◆ **Exercise directions**
The lines needed are those below that contain the word "value"; copy each one.

=== Section Start ===

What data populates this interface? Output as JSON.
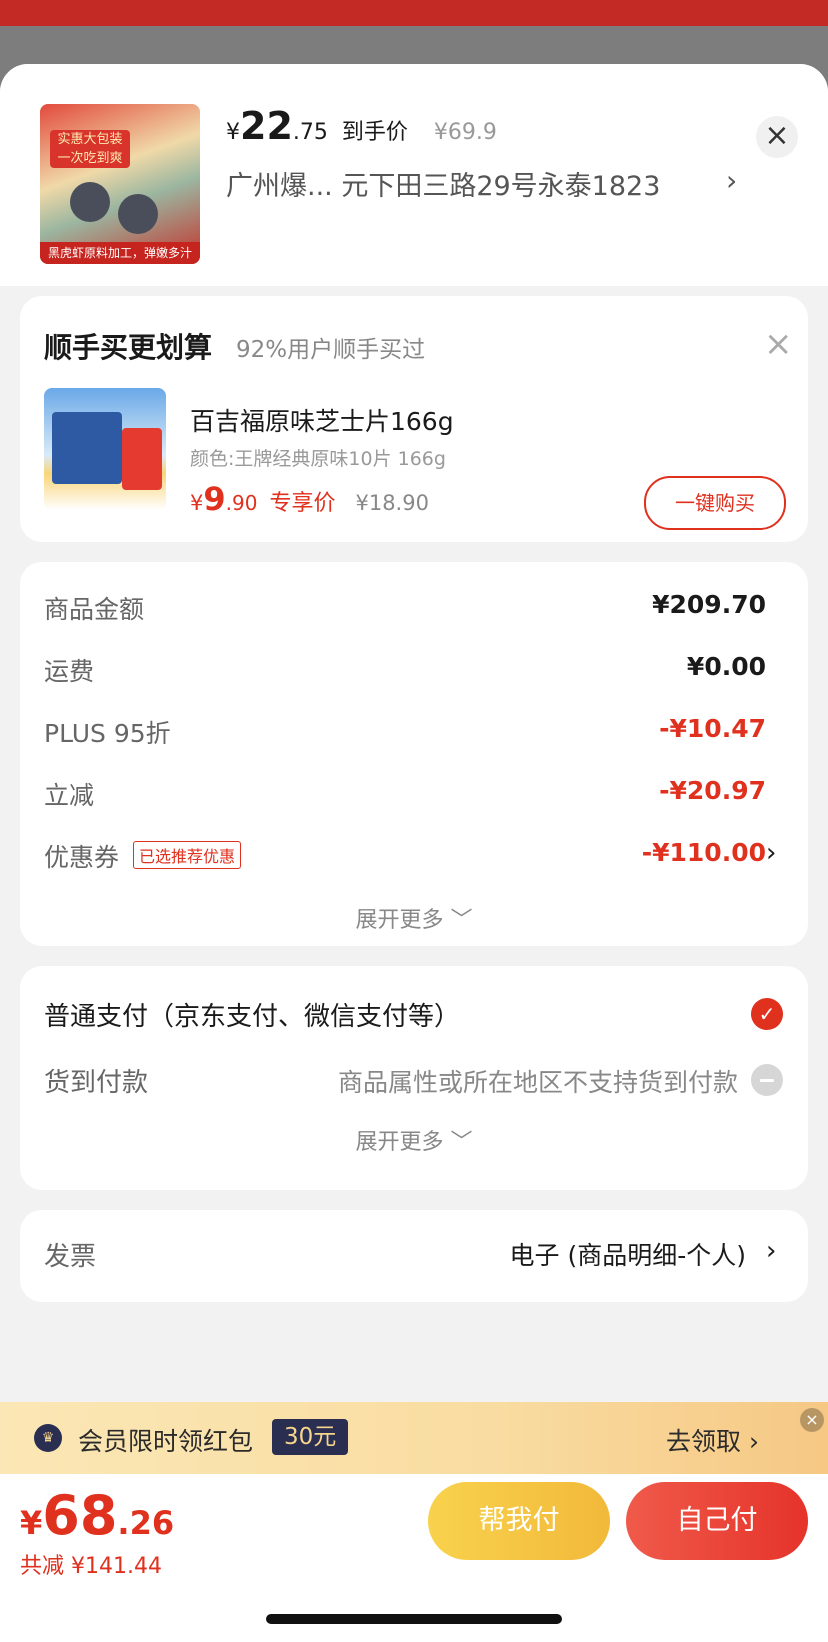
{
  "product_header": {
    "price_currency": "¥",
    "price_int": "22",
    "price_dec": ".75",
    "price_tag": "到手价",
    "original_price": "¥69.9",
    "address": "广州爆...  元下田三路29号永泰1823",
    "image_text_top": "实惠大包装 一次吃到爽",
    "image_text_bottom": "黑虎虾原料加工，弹嫩多汁"
  },
  "bundle": {
    "title": "顺手买更划算",
    "subtitle": "92%用户顺手买过",
    "item": {
      "name": "百吉福原味芝士片166g",
      "spec": "颜色:王牌经典原味10片 166g",
      "price_currency": "¥",
      "price_int": "9",
      "price_dec": ".90",
      "price_tag": "专享价",
      "original_price": "¥18.90",
      "buy_label": "一键购买"
    }
  },
  "summary": {
    "rows": [
      {
        "label": "商品金额",
        "value": "¥209.70"
      },
      {
        "label": "运费",
        "value": "¥0.00"
      },
      {
        "label": "PLUS 95折",
        "value": "-¥10.47"
      },
      {
        "label": "立减",
        "value": "-¥20.97"
      },
      {
        "label": "优惠券",
        "value": "-¥110.00",
        "badge": "已选推荐优惠"
      }
    ],
    "expand_label": "展开更多 ﹀"
  },
  "payment": {
    "standard_label": "普通支付（京东支付、微信支付等）",
    "cod_label": "货到付款",
    "cod_note": "商品属性或所在地区不支持货到付款",
    "expand_label": "展开更多 ﹀"
  },
  "invoice": {
    "label": "发票",
    "value": "电子 (商品明细-个人)"
  },
  "promo": {
    "text": "会员限时领红包",
    "amount": "30元",
    "action": "去领取 ›"
  },
  "checkout": {
    "total_currency": "¥",
    "total_int": "68",
    "total_dec": ".26",
    "saved": "共减 ¥141.44",
    "help_pay_label": "帮我付",
    "self_pay_label": "自己付"
  },
  "colors": {
    "accent_red": "#e0301e",
    "promo_gold": "#f8d24c"
  },
  "icons": {
    "close": "close-icon",
    "chevron": "chevron-right-icon",
    "check": "check-circle-icon",
    "disabled": "disabled-circle-icon",
    "crown": "vip-crown-icon"
  }
}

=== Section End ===

◆ **Exercise response**
        "value": "¥209.70"
        "value": "¥0.00"
        "value": "-¥10.47"
        "value": "-¥20.97"
        "value": "-¥110.00",
    "value": "电子 (商品明细-个人)"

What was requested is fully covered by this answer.